The Back Bay Science Center is currently open to the public. They’re located at:
600 Shellmaker Rd. Newport Beach, CA 92629.
Phone number: 949-640-9959
One of the very cool features of the science center is its rooftop lounge, which allows you to enjoy the sunset with a view of the entire wetlands!
You don’t even have to hike as it’s located right next to the parking lot.
Other Fun Activities At Upper Newport Bay Nature Preserve
- Bird watching
- Horseback riding
- Paddle Boarding
Upper Newport Bay Nature Preserve History
I can’t start from the very beginning without briefly mentioning the geological formation of the area. The white cliffs were formed 15 million years ago, while the bay was carved by the Santa River during the Pleistocene Epoch’s glacial era, which ended around 9000 BC.
Everything from mammoths, giant sloths, and bison have been founded in the reserve, which up until 1862, used to flow directly into the Pacific Ocean. Today you can enjoy over 200 species of birds, as well as thousands of plants, fish, and other wildlife, some of which are sadly endangered.
The first sign of human life in the area dates back to sometime around 7000 BC. The Tongva people, also known as Gabrielinos because of their association with the San Gabriel Mission, inhabited the area from 2000 years ago to when the Spanish arrived.
During the Spanish and Mexican eras, the surrounding land was mostly used for grazing by cattle or sheep, or what John Muir referred to as hoofed locusts.
After the annexation of California into the Union, Rancher James Irvine (same guy as the city of Irvine) bought the bay in 1864, and in 1870, the area was used as a bay. Hence the name new port.
The fight to preserve Upper Newport Bay began in the 1960s when concerned citizens successfully managed to protect the 752-acre preserve from developing into a water-skiing area.

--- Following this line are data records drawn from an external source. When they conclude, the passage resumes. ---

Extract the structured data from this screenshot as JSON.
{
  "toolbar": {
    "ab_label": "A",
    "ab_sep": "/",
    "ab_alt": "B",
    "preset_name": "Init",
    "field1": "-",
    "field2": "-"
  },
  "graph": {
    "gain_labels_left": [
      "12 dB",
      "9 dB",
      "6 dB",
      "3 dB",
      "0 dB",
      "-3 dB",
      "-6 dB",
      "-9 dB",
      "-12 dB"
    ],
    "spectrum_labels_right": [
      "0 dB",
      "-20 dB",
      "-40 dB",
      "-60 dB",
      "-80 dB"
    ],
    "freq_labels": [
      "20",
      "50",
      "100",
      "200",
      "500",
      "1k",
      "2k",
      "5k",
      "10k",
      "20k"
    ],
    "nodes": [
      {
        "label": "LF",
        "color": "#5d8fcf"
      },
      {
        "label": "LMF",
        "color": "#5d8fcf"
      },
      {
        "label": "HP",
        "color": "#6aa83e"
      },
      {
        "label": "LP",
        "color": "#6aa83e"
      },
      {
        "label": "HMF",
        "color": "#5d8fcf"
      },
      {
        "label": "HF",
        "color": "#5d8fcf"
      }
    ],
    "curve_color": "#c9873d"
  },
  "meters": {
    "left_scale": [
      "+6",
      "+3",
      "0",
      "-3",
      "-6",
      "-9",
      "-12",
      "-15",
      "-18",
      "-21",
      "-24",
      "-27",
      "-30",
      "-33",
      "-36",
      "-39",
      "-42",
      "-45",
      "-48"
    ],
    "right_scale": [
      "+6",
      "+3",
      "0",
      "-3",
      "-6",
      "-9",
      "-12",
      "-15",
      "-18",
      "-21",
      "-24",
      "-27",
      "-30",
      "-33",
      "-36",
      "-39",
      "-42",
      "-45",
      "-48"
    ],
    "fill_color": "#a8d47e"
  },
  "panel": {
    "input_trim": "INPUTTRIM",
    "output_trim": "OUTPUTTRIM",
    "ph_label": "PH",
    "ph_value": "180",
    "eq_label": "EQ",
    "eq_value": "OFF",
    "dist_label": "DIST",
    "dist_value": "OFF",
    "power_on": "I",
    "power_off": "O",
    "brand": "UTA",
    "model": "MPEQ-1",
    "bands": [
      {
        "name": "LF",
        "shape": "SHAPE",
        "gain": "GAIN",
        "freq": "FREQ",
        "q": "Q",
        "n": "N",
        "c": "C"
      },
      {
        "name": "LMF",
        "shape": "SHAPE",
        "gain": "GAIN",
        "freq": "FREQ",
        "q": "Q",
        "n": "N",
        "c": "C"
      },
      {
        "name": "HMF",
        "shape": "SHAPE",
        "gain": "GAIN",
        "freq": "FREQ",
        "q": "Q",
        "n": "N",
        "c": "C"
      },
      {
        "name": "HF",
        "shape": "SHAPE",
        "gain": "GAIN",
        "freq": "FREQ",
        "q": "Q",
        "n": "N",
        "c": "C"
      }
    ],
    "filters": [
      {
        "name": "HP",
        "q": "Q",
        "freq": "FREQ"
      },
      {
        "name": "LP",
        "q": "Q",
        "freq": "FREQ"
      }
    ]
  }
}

Still hungry for more Upper Newport Bay knowledge? Click the link to download the very thorough Upper Newport Bay Ecosystem Restoration Feasibility Study PDF by the US Army Corps of Engineers.